───── Exercise materials
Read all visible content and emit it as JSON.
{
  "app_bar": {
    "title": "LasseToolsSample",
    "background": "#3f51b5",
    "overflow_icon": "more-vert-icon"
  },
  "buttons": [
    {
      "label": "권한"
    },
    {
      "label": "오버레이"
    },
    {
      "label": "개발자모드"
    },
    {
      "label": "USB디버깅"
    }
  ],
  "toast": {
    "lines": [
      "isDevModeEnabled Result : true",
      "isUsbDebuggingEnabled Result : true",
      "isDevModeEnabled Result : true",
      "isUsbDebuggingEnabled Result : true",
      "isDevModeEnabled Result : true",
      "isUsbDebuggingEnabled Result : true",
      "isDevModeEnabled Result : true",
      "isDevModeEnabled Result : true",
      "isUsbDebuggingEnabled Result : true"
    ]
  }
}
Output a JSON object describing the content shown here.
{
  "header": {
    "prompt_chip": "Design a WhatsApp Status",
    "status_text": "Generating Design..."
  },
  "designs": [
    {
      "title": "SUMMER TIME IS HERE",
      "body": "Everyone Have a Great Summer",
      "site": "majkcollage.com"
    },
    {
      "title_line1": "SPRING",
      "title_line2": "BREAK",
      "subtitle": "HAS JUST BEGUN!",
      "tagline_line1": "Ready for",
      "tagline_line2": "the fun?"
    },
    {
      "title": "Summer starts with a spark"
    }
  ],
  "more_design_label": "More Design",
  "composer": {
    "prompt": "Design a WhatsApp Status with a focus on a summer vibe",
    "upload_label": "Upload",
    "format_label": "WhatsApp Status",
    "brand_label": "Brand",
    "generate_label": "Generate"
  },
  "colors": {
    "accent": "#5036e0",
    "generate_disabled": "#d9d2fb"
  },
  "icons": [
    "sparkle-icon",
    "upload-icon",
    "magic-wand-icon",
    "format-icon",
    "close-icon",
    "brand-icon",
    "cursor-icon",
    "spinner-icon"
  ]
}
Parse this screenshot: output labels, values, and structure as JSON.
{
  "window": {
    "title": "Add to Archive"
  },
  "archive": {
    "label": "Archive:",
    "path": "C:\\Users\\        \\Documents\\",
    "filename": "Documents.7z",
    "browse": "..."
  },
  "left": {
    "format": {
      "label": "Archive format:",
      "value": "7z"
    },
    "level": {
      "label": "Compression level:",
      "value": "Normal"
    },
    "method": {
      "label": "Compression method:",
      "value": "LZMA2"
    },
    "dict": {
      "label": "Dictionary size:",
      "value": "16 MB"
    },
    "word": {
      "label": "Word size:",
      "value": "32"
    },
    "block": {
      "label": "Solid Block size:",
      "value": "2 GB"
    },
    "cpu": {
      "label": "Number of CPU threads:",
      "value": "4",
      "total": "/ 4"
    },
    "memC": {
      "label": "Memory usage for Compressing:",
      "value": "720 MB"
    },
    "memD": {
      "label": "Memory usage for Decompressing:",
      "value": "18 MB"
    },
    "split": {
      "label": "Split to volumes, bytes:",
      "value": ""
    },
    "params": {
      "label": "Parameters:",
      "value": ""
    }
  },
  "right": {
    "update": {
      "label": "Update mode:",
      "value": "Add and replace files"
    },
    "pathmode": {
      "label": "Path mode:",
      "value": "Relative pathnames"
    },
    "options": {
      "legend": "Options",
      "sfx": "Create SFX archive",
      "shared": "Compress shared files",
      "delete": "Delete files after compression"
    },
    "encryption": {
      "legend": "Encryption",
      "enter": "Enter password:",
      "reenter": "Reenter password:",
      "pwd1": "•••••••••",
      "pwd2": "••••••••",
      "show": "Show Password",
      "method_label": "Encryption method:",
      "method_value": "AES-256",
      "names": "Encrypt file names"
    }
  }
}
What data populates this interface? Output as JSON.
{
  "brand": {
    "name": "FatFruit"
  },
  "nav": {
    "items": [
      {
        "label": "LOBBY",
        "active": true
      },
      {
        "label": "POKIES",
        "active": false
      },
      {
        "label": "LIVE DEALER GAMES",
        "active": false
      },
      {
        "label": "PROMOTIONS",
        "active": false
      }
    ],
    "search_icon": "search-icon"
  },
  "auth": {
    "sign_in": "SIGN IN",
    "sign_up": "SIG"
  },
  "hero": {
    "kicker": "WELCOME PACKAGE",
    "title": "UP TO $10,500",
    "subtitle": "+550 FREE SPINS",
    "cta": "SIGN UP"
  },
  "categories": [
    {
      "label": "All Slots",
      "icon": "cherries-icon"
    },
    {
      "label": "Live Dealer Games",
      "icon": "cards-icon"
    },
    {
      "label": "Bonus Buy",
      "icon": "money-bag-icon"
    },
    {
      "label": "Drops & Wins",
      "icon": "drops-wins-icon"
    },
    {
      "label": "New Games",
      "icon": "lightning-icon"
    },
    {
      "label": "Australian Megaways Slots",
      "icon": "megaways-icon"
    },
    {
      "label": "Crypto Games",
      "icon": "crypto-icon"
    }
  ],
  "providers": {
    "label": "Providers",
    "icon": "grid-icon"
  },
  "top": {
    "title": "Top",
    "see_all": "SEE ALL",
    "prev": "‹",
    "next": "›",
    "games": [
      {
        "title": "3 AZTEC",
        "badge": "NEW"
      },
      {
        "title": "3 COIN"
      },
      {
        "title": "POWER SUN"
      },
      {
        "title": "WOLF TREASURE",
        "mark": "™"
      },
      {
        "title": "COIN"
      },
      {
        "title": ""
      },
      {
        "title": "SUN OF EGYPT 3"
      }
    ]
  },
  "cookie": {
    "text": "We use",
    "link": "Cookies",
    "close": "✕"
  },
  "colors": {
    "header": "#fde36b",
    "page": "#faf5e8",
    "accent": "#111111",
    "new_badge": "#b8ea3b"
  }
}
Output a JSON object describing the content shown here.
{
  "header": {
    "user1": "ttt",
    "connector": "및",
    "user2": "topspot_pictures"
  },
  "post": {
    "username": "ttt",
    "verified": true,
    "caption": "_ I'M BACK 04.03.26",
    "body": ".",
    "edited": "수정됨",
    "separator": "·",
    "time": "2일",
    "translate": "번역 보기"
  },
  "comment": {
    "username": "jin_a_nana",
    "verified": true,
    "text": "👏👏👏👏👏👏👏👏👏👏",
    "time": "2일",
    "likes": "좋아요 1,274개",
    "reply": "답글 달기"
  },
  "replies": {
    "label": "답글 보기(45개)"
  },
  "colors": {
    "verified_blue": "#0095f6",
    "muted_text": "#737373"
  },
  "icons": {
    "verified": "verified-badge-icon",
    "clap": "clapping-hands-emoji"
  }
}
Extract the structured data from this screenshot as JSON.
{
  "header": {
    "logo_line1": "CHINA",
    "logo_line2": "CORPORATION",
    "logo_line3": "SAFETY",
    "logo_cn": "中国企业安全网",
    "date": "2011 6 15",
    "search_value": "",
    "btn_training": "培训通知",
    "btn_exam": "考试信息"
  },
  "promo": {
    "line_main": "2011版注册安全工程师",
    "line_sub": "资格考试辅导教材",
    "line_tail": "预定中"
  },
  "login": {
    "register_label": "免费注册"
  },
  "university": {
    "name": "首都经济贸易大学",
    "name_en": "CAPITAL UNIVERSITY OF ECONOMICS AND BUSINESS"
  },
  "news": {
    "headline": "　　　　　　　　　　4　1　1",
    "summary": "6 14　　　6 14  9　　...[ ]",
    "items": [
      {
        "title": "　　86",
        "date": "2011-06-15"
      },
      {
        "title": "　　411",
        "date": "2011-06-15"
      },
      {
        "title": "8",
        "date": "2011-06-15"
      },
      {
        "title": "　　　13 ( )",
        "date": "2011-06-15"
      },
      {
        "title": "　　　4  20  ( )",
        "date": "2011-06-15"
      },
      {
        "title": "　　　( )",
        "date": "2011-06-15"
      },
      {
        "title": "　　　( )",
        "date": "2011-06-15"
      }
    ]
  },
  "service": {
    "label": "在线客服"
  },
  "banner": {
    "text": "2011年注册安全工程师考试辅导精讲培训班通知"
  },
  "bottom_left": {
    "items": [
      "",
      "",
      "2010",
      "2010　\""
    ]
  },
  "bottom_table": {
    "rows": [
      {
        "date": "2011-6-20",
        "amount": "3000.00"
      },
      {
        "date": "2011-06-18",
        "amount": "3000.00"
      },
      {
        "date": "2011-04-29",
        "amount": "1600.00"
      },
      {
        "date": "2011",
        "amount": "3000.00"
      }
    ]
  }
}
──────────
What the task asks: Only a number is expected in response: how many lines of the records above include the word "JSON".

Result of the exercise: 6